Lottery is a game in which people pay to have a chance of winning a prize based on a random drawing of numbers. The prizes usually take the form of cash or goods. The earliest lotteries were probably organized by Romans to distribute articles of unequal value to guests at dinner parties. Later, Europeans began using lotteries to fund public projects and even to distribute land.

In colonial America, lotteries played a major role in financing private and public projects. George Washington ran a lottery to raise funds for the Mountain Road in Virginia, and Benjamin Franklin supported the use of lotteries to pay for cannons during the Revolutionary War. In addition, many of the earliest colleges in America were founded with money raised through lotteries.

Today, states continue to run lotteries as a way of raising revenue. They advertise the games as a fun, easy-to-play way for average people to improve their lives. However, the truth is that the average person is unlikely to win a substantial amount of money. This is because lottery players tend to select a few numbers that are very popular and have a high probability of appearing on the winning ticket. This means that the majority of the winnings are going to the owners of those numbers, and a small percentage is actually awarded to the actual winners.

Most states have established a minimum jackpot that must be won. This ensures that the jackpot is large enough to attract the attention of news media, which in turn increases the chance of selling tickets. Super-sized jackpots also generate interest from investors who can see potential returns on their investments.

The odds of winning a lottery are proportional to the number of tickets purchased. This is why it’s important to purchase as many tickets as possible in order to increase your chances of winning. In addition to increasing your chances of winning, purchasing more tickets will also decrease the likelihood that you will lose.

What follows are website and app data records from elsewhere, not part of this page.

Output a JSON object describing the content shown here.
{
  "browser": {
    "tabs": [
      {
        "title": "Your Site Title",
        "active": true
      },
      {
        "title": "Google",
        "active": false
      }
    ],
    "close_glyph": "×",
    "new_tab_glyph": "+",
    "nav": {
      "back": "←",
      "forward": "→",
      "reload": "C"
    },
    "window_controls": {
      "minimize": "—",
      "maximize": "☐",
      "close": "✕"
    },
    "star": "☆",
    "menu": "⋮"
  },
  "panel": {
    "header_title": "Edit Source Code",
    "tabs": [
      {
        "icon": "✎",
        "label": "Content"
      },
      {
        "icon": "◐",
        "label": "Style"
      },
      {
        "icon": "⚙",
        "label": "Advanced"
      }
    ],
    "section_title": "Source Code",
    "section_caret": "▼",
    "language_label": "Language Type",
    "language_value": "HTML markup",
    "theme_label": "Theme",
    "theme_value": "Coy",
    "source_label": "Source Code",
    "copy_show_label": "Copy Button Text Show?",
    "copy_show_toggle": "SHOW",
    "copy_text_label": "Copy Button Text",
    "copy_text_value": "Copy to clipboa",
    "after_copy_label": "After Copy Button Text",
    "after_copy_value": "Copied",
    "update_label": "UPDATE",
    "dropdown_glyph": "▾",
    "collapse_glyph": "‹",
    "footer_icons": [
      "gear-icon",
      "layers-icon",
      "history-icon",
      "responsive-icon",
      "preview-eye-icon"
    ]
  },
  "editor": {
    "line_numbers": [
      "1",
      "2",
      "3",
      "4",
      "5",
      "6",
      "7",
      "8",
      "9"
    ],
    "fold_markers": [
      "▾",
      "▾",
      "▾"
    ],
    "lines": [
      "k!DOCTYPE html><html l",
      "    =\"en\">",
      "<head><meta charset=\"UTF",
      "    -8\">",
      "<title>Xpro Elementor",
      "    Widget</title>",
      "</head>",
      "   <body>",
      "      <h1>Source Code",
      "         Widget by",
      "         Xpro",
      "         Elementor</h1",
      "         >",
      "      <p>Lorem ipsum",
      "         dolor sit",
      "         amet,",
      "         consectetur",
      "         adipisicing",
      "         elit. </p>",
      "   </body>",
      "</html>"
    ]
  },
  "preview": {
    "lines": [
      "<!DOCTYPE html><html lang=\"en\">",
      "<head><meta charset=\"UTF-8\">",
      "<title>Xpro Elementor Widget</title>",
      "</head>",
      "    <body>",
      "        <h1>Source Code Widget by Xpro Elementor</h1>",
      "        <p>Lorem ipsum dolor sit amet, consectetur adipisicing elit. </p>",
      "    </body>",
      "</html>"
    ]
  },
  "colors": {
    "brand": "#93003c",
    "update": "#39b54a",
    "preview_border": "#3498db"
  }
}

In addition to buying more tickets, you should choose a combination of numbers that has the highest odds of winning. In general, you should avoid picking combinations of numbers that are adjacent to one another or that have similar endings, such as 10 and 20. You should also look for singletons. A singleton is a number that appears only once on the ticket, and it will increase your odds of winning the lottery. To find singletons, mark on a separate sheet of paper the spaces where the lottery numbers appear and then count how many times each number repeats. In the case of a singleton, the number should be marked with a “1”. This method will help you identify the winning numbers 60-90% of the time. You can also try a free online lottery calculator to determine your odds of winning. If you don’t win the first time, keep trying! There are always more drawings to come.